Lamebook pre-emptively suing Facebook first as a response to standard "cease and desist" letter sent a couple of months ago may be the funniest thing about the parody site.

Remember how Harvard University dormitories had used the word “Facebook” to refer to their collections of residents’ profiles and photos – and other schools similarly used the word to describe student directories — long before Mark Zuckerberg copyrighted the word? I think of this whenever I read about Facebook’s legal moves related to its name.

So Lamebook pre-emptively suing Facebook first as a response to standard “cease and desist” letter sent a couple of months ago has to be the funniest thing about the parody site. Hopefully the creators will include the contents of the lawsuit and related correspondence in the coffee-table book that Urban Outfitters is supposedly planning to release based on the Lamebook site.

Let’s see if that ever goes to press, however. Facebook has made a habit of at least threatening to sue any website with a title ending in “book,” the most recent example being FacePorn. The best proof of the social networking giant’s legal prowess appears on the infringer’s home page:

Faceporn will be back!

Due to unforeseen circumstances, faceporn is down until further notice. We are doing our best to come back better than ever. We’re currently working to launch a completely new version of the site, and it will be the best porn site the world has ever seen.

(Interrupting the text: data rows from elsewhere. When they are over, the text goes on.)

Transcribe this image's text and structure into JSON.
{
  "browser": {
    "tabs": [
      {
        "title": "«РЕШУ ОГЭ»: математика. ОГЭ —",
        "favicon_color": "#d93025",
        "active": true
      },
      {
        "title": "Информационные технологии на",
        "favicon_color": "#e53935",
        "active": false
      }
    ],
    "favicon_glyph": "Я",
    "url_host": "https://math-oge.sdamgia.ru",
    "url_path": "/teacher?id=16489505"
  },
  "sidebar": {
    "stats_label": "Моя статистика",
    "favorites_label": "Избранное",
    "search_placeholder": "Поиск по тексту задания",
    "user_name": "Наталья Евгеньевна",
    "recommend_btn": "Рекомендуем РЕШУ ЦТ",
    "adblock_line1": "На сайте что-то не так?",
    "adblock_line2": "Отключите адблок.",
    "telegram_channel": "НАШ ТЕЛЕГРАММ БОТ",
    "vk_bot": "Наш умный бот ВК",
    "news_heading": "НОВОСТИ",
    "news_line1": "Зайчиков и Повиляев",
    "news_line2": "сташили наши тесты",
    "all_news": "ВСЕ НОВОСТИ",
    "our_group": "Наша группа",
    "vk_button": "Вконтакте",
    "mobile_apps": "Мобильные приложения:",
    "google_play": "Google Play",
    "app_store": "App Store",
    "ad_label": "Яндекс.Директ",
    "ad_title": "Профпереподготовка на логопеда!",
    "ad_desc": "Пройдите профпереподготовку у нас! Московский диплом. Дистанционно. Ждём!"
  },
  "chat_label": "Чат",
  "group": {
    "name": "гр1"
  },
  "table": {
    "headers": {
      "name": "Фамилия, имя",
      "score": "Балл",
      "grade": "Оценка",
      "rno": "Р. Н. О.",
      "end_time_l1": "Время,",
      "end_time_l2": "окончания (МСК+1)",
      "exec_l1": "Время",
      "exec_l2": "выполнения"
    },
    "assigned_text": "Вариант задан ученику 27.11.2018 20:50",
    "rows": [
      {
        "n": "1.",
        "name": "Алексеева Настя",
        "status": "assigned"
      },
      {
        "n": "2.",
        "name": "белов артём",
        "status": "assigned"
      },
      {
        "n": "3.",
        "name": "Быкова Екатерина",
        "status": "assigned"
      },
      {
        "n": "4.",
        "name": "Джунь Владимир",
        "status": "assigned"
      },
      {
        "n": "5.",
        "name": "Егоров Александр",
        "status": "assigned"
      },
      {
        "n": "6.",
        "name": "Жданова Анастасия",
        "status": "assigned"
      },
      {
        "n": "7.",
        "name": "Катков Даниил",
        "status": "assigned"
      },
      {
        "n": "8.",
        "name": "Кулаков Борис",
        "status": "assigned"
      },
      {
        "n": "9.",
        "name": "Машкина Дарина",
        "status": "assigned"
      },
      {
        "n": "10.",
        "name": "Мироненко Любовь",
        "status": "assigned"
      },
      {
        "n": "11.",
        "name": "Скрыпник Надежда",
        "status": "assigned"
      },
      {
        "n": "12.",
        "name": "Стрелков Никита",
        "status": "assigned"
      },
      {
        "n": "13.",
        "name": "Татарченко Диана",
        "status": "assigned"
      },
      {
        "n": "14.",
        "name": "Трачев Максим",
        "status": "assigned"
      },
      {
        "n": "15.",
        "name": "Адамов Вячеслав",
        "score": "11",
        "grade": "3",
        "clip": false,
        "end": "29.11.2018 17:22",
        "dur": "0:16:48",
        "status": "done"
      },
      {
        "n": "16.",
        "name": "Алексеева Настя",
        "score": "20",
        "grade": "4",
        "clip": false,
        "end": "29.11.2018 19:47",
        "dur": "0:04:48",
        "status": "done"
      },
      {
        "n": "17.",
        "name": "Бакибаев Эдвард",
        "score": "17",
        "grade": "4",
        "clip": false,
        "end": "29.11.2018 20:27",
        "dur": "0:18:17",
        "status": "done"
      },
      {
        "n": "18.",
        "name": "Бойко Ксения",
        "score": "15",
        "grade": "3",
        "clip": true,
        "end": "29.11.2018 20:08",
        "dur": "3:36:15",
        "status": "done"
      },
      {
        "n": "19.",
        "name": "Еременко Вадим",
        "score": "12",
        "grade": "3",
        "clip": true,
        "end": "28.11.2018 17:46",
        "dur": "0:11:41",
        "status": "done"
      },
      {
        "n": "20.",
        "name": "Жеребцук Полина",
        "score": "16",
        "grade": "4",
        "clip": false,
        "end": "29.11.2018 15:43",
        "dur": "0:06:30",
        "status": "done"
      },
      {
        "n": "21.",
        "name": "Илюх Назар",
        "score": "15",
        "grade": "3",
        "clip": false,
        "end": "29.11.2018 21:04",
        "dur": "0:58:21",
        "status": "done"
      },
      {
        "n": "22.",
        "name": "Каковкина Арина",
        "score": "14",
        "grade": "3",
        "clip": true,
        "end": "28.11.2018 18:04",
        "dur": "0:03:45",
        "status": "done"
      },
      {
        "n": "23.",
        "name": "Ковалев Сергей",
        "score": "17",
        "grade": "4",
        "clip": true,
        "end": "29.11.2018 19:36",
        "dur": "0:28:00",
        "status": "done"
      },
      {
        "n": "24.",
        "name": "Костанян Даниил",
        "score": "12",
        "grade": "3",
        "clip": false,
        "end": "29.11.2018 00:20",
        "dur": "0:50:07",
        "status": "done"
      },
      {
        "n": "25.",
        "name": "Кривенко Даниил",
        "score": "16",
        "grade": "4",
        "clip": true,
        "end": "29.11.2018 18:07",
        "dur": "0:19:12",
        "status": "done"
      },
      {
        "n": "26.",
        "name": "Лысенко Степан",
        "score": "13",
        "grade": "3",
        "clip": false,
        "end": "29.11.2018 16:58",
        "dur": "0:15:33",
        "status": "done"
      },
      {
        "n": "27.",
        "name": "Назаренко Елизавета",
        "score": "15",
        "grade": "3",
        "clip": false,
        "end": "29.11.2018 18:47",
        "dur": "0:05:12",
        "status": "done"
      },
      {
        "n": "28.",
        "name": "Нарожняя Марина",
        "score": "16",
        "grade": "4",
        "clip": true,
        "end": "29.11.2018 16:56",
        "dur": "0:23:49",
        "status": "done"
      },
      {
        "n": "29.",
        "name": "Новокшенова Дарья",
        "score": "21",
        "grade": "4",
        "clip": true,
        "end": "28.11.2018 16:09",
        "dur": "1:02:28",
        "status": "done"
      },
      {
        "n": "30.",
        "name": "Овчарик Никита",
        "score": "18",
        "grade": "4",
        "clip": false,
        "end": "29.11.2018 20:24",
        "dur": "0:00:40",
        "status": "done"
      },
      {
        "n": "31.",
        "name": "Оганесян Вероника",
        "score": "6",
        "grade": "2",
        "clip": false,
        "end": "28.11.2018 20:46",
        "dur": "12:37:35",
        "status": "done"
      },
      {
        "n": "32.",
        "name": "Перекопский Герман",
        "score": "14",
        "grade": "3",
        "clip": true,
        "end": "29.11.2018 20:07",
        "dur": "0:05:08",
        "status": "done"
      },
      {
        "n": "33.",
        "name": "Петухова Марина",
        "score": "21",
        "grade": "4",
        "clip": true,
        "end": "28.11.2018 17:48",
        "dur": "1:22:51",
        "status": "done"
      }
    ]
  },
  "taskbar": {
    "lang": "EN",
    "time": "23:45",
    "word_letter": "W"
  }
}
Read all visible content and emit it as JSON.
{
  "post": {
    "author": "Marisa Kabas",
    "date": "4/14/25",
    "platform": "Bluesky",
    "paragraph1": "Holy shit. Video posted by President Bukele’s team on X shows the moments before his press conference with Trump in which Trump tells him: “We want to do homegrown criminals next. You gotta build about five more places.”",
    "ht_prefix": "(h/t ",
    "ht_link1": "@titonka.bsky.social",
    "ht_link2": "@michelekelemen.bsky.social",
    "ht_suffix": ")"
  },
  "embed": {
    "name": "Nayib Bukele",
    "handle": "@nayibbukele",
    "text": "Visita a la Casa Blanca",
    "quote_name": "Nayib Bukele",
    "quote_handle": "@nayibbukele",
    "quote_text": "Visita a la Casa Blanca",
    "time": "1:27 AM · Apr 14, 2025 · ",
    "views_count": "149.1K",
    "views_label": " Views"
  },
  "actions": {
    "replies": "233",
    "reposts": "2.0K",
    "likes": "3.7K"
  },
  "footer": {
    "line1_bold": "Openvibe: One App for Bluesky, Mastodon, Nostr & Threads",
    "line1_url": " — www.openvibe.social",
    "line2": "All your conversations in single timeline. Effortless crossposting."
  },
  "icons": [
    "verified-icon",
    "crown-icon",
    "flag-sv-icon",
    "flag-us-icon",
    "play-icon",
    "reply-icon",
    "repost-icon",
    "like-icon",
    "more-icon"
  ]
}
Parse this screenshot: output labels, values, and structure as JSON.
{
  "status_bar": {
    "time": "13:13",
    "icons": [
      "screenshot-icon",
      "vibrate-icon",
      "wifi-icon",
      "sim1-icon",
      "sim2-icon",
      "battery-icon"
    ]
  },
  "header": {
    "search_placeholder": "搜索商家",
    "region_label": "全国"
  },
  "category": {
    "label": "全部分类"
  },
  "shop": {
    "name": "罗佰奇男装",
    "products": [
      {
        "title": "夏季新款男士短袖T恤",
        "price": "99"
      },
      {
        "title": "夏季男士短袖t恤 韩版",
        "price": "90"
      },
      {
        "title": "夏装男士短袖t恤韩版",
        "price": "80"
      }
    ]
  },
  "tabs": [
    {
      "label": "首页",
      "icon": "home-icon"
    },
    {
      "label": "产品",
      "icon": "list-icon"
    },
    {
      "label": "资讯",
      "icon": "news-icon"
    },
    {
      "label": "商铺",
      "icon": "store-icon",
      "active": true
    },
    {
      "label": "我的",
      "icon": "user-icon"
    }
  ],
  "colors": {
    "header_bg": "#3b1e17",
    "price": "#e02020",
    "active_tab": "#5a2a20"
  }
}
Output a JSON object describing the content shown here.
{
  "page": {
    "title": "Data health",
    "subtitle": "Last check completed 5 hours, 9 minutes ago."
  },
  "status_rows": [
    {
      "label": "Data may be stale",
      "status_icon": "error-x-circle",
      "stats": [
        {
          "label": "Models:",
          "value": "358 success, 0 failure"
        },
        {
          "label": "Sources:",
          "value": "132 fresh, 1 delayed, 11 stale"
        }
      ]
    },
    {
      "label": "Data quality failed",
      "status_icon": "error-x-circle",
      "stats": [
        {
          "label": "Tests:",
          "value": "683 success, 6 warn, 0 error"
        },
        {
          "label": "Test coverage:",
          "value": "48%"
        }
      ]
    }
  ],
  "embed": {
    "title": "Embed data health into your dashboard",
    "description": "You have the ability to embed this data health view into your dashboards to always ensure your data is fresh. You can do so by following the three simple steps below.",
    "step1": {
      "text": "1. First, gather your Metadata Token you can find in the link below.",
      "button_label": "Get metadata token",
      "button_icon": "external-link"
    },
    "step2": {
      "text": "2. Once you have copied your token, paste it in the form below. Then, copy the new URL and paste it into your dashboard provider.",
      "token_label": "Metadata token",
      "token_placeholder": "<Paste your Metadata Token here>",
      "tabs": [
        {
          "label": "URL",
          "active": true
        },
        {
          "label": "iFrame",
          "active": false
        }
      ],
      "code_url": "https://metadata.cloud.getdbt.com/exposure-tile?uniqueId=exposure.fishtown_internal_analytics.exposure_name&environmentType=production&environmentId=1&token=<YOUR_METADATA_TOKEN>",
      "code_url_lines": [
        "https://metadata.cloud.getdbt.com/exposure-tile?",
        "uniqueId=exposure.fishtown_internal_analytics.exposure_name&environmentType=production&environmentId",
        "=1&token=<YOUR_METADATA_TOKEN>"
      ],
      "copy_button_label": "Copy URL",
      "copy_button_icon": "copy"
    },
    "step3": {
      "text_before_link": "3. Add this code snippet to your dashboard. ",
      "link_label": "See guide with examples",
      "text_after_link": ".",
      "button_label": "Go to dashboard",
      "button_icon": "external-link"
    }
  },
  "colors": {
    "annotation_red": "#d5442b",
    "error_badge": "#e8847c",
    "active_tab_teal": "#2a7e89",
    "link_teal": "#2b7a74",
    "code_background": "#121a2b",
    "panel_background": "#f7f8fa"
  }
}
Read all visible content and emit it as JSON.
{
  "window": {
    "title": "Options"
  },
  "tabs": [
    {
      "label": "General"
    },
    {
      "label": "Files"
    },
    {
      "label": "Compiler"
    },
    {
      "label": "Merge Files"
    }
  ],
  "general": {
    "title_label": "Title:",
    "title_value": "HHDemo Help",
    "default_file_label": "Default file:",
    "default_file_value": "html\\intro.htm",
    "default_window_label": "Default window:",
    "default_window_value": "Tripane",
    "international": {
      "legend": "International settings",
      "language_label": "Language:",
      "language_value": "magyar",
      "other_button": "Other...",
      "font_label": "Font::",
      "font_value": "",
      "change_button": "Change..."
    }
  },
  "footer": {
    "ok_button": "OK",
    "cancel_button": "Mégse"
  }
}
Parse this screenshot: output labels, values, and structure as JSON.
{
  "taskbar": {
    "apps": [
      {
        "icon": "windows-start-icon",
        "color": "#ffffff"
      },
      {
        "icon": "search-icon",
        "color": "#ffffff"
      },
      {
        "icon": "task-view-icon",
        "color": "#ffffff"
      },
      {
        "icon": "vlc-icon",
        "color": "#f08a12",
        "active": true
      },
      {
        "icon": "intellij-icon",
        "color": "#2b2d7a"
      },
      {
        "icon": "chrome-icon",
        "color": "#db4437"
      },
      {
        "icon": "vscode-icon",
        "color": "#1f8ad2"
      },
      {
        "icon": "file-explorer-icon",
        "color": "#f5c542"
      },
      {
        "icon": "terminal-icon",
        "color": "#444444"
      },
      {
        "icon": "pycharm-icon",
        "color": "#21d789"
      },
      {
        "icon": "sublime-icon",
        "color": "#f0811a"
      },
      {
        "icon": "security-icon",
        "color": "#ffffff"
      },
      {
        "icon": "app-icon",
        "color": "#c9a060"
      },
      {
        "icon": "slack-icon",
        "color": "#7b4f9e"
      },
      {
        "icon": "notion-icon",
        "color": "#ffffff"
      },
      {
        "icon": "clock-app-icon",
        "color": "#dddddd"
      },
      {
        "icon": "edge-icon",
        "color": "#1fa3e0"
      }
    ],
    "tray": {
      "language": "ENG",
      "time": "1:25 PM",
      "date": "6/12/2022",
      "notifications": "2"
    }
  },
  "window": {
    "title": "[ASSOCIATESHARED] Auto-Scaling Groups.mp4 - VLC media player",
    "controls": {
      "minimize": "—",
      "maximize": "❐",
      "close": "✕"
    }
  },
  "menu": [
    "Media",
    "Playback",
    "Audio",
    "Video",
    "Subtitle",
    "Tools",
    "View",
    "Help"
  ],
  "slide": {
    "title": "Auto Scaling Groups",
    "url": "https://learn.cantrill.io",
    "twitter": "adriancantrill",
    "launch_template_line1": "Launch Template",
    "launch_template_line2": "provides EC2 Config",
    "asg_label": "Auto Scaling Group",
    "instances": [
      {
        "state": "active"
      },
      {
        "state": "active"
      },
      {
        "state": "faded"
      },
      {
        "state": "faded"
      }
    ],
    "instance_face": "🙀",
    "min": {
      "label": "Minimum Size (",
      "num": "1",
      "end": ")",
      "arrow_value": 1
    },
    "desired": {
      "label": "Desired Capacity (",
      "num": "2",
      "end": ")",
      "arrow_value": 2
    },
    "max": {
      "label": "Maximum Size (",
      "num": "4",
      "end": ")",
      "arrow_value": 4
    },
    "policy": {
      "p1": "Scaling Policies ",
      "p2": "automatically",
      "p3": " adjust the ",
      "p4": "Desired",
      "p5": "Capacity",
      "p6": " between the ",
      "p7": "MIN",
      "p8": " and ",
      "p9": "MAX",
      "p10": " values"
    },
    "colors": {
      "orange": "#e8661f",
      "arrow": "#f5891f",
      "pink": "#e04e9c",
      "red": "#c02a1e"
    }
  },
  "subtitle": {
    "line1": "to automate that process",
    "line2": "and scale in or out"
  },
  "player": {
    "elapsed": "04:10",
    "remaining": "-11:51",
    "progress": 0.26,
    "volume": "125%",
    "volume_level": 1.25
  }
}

Similarly, Faceporn‘s Twitter page hasn’t had any updates since the October 20 post:

Forced to close down for a while, due to unforeseen circumstances. We’ll be back though. Better than ever!
With previous examples of Facebook’s legal maneuverings readily available online, it appears that Lamebook creators have done their homework. Lamebook’s pre-emptive lawsuit asks for a judgment that would bar Facebook from suing Lamebook in the future, invoking First Amendment freedom of speech. The suit says the site is clearly a parody rather than an attempt to copy Facebook. Touche!

Meanwhile, I just noticed another potential battlefront for Facebook to direct its legal resources, assuming that hasn’t occurred already. The appears to be a placeholder site occupying the domain name PornBook.com — the tell-tale sign is the deck says “what you want, when you want it,” and a page populated with affiliate links related to the URL’s keywords. I went to WhoIs to find out what company owns the address and learned that CyberLine Enterprises, LLC, in Garland, Texas, owns it but it’s up for renewal next month. A subsequent search for a CyberLine-branded home page turned up nothing. Nonetheless, WhoIs has enough publicly accessible information about the owner of the PornBook.com domain to make it easy for a lawyer to serve the company. So let’s see which company Facebook tries to sue first.